Less literally, a non-negotiable for you and your business could be that it is imperative that your branding conveys that you are a non-profit organisation. Or, it could be that it is essential to represent that you are an approachable and friendly brand through your visuals.
Non-negotiables can be quite abstract but they are really important in establishing what is and isn’t important to you before going through a branding exercise.
In my view, it is the job of a strategic designer to question and probe to delve deeper into some of these non-negotiables to see whether they really are non-negotiable or not, and to make strategic design decisions based on this.
- Know why you are rebranding

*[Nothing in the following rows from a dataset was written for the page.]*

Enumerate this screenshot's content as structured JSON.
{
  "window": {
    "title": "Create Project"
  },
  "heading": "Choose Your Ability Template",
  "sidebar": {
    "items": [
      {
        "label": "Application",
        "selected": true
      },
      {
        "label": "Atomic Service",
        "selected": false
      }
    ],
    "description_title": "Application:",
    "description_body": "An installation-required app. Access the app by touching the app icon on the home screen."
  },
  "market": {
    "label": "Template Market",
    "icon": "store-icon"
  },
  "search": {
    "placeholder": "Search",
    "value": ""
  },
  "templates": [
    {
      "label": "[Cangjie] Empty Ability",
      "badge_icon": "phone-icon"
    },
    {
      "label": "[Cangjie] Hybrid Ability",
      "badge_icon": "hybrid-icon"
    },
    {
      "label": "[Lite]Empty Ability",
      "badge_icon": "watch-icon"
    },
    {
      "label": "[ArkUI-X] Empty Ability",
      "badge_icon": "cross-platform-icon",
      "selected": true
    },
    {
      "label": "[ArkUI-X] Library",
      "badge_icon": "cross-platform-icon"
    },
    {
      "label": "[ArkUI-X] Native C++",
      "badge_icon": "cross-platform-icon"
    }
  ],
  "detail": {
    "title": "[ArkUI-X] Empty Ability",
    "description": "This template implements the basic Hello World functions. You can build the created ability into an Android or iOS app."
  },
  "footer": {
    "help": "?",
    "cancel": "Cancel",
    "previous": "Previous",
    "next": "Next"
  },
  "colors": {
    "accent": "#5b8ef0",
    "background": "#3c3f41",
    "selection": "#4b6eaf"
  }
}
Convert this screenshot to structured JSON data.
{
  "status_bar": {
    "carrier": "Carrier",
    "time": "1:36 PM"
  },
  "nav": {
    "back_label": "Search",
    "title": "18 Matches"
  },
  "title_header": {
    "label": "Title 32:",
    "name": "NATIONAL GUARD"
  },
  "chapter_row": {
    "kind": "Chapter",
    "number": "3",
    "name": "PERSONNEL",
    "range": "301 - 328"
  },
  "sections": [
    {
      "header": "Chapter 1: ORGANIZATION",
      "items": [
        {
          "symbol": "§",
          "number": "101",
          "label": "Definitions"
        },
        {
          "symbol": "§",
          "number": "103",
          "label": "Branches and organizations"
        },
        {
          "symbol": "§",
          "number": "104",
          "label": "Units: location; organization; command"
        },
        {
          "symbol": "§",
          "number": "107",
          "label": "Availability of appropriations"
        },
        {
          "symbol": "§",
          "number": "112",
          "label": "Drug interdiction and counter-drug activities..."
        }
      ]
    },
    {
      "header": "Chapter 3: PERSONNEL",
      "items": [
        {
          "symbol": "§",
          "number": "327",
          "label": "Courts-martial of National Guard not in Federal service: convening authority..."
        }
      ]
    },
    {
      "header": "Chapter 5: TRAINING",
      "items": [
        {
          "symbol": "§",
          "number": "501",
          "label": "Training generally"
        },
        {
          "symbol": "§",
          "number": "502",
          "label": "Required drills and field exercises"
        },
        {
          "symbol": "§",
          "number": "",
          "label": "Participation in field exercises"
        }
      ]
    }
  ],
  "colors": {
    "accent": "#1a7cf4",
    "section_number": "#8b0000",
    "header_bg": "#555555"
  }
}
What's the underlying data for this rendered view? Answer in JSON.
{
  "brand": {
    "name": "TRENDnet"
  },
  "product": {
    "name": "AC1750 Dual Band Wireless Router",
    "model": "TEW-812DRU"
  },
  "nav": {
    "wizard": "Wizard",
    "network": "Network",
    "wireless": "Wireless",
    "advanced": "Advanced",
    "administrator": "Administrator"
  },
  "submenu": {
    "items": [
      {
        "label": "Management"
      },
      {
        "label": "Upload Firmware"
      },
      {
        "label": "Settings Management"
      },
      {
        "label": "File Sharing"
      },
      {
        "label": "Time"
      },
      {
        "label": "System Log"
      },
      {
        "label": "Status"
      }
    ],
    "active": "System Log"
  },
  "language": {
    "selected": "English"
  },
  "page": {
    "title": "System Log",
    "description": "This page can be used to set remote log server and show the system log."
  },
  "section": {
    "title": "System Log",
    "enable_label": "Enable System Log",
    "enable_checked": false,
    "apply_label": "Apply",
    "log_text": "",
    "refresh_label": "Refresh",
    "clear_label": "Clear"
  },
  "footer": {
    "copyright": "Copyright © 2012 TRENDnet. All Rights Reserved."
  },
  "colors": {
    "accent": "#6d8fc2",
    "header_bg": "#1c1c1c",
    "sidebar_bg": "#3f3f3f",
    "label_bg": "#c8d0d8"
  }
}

We briefly covered this above, but it’s important for you to really get clear on why you are rebranding. Beyond your measurable goals or KPI’s such as increasing visibility for your business or increasing profits, it is important to know why you are rebranding beyond the metrics. A rebrand is a big change, but one that can be incredibly powerful and transformative for your business, but it is a big job. You need to solidify what your brand represents and why you want to change or hone it. Getting clear on your (and your team’s) expectations of a rebrand can be really useful information to share with a designer.
Here are a few reasons you might decide to rebrand:
- A change is in the air – You might have been through some big changes recently and your business mission and vision have changed and you need a brand refresh to reflect this. The pandemic has forced a lot of businesses to adapt and pivot, maybe you have a new service, product or offering that isn’t being communicated effectively. The business you have today might be different from a couple of years ago and you need a refresh to show off your next stages of business.
- It’s just not working – You might already have a brand identity but know it’s not working for you but you’re not quite sure why. Your branding looks outdated and just doesn’t reflect your business anymore. The world around you or the market you’re in might have changed and your brand is now looking a little tired and in need of a spruce up.
- You’ve lost your way – Sometimes the motivation behind your business and the positive impact you are trying to create has gotten a little lost. Your ‘because’ and reason for being is the most important thing to convey to your customers, but is it being communicated effectively through your branding?
- Your audience has changed – As your business grows and changes sometimes, so does your audience. Your branding might no longer be appealing to the right people in the right way. It may be that it’s time for an update to ensure your customers feel at home and comfortable when they interact with your brand.
- Onwards and upwards – You are currently in a period of growth or change, maybe looking for external investment or to make new hires to take your business to the next level and you want the best chance possible to move your business forward
This may seem like a lot to think about, and can sometimes feel a bit overwhelming. If you are thinking about or are about to go ahead with a rebrand, I encourage you to think about these things before the project starts. You don’t need to spend ages on any of these prompts, but it will help to steer the project in the right direction if you have thought about some of these things in advance.
If you want to talk further about how you can get yourself and your business ready for a rebrand, or to find out more about how we can work together to build you a brand that feels like home, get in touch!